Required action.
Return each record word for word, keeping none of its pictures.

Supplied material.
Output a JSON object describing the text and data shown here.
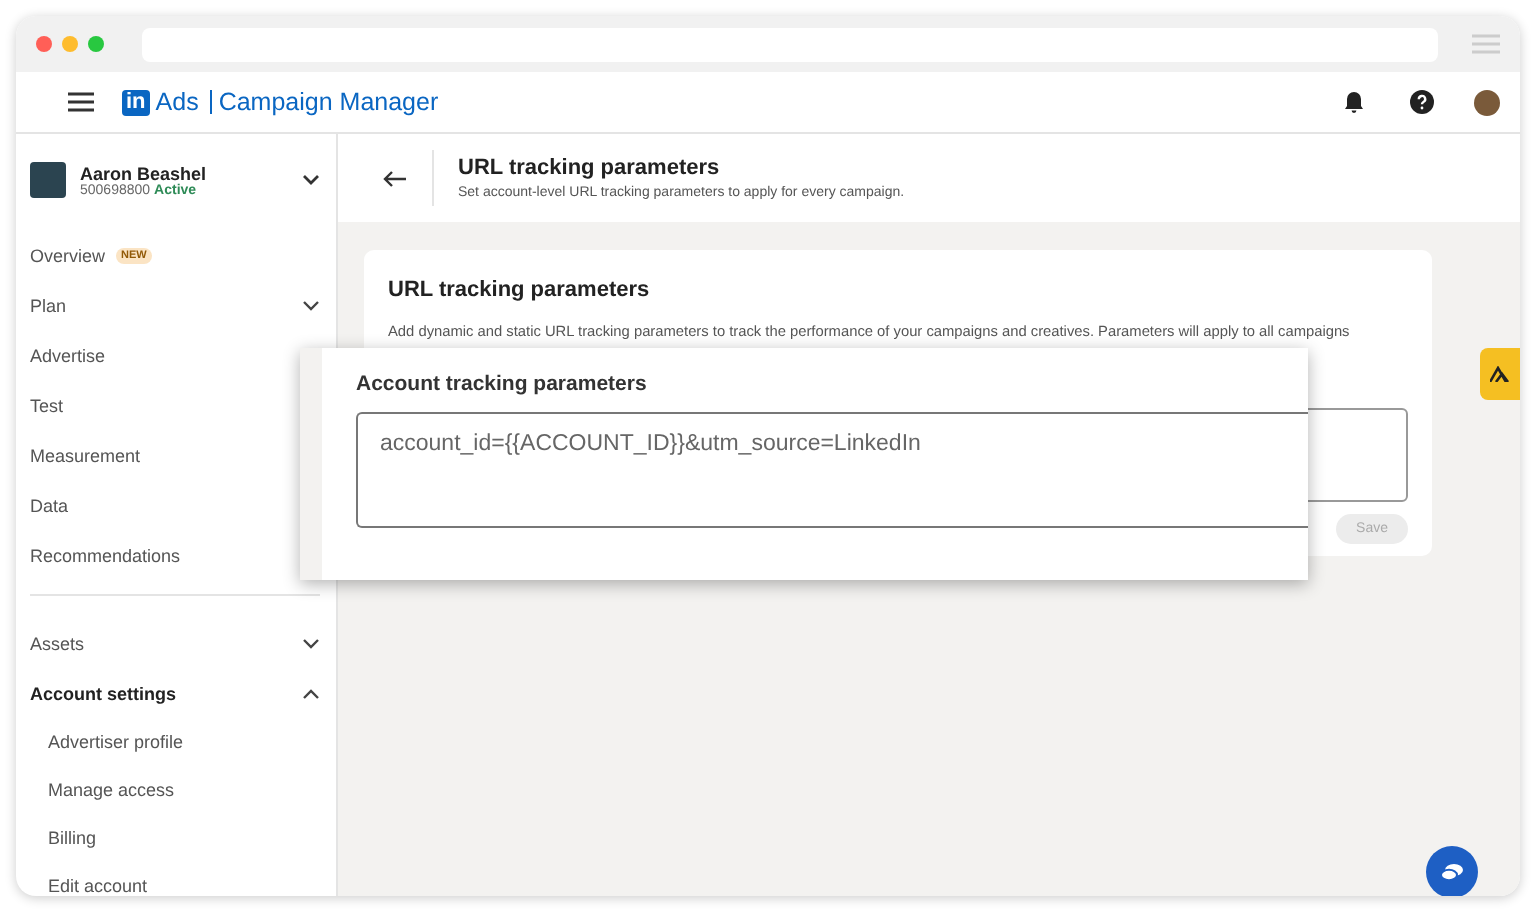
{
  "header": {
    "logo_mark": "in",
    "brand": "Ads",
    "product": "Campaign Manager"
  },
  "account": {
    "name": "Aaron Beashel",
    "id": "500698800",
    "status": "Active"
  },
  "sidebar": {
    "main_items": [
      {
        "label": "Overview",
        "badge": "NEW"
      },
      {
        "label": "Plan",
        "expanded": false
      },
      {
        "label": "Advertise"
      },
      {
        "label": "Test"
      },
      {
        "label": "Measurement"
      },
      {
        "label": "Data"
      },
      {
        "label": "Recommendations"
      }
    ],
    "settings_items": [
      {
        "label": "Assets",
        "expanded": false
      },
      {
        "label": "Account settings",
        "expanded": true,
        "children": [
          {
            "label": "Advertiser profile"
          },
          {
            "label": "Manage access"
          },
          {
            "label": "Billing"
          },
          {
            "label": "Edit account"
          }
        ]
      }
    ]
  },
  "page": {
    "title": "URL tracking parameters",
    "subtitle": "Set account-level URL tracking parameters to apply for every campaign."
  },
  "card": {
    "title": "URL tracking parameters",
    "description": "Add dynamic and static URL tracking parameters to track the performance of your campaigns and creatives. Parameters will apply to all campaigns",
    "save": {
      "label": "Save",
      "disabled": true
    }
  },
  "zoom_callout": {
    "label": "Account tracking parameters",
    "value": "account_id={{ACCOUNT_ID}}&utm_source=LinkedIn"
  }
}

Answer to this task.
Output a JSON object describing the text and data shown here.
{
  "header": {
    "logo_mark": "in",
    "brand": "Ads",
    "product": "Campaign Manager"
  },
  "account": {
    "name": "Aaron Beashel",
    "id": "500698800",
    "status": "Active"
  },
  "sidebar": {
    "main_items": [
      {
        "label": "Overview",
        "badge": "NEW"
      },
      {
        "label": "Plan",
        "expanded": false
      },
      {
        "label": "Advertise"
      },
      {
        "label": "Test"
      },
      {
        "label": "Measurement"
      },
      {
        "label": "Data"
      },
      {
        "label": "Recommendations"
      }
    ],
    "settings_items": [
      {
        "label": "Assets",
        "expanded": false
      },
      {
        "label": "Account settings",
        "expanded": true,
        "children": [
          {
            "label": "Advertiser profile"
          },
          {
            "label": "Manage access"
          },
          {
            "label": "Billing"
          },
          {
            "label": "Edit account"
          }
        ]
      }
    ]
  },
  "page": {
    "title": "URL tracking parameters",
    "subtitle": "Set account-level URL tracking parameters to apply for every campaign."
  },
  "card": {
    "title": "URL tracking parameters",
    "description": "Add dynamic and static URL tracking parameters to track the performance of your campaigns and creatives. Parameters will apply to all campaigns",
    "save": {
      "label": "Save",
      "disabled": true
    }
  },
  "zoom_callout": {
    "label": "Account tracking parameters",
    "value": "account_id={{ACCOUNT_ID}}&utm_source=LinkedIn"
  }
}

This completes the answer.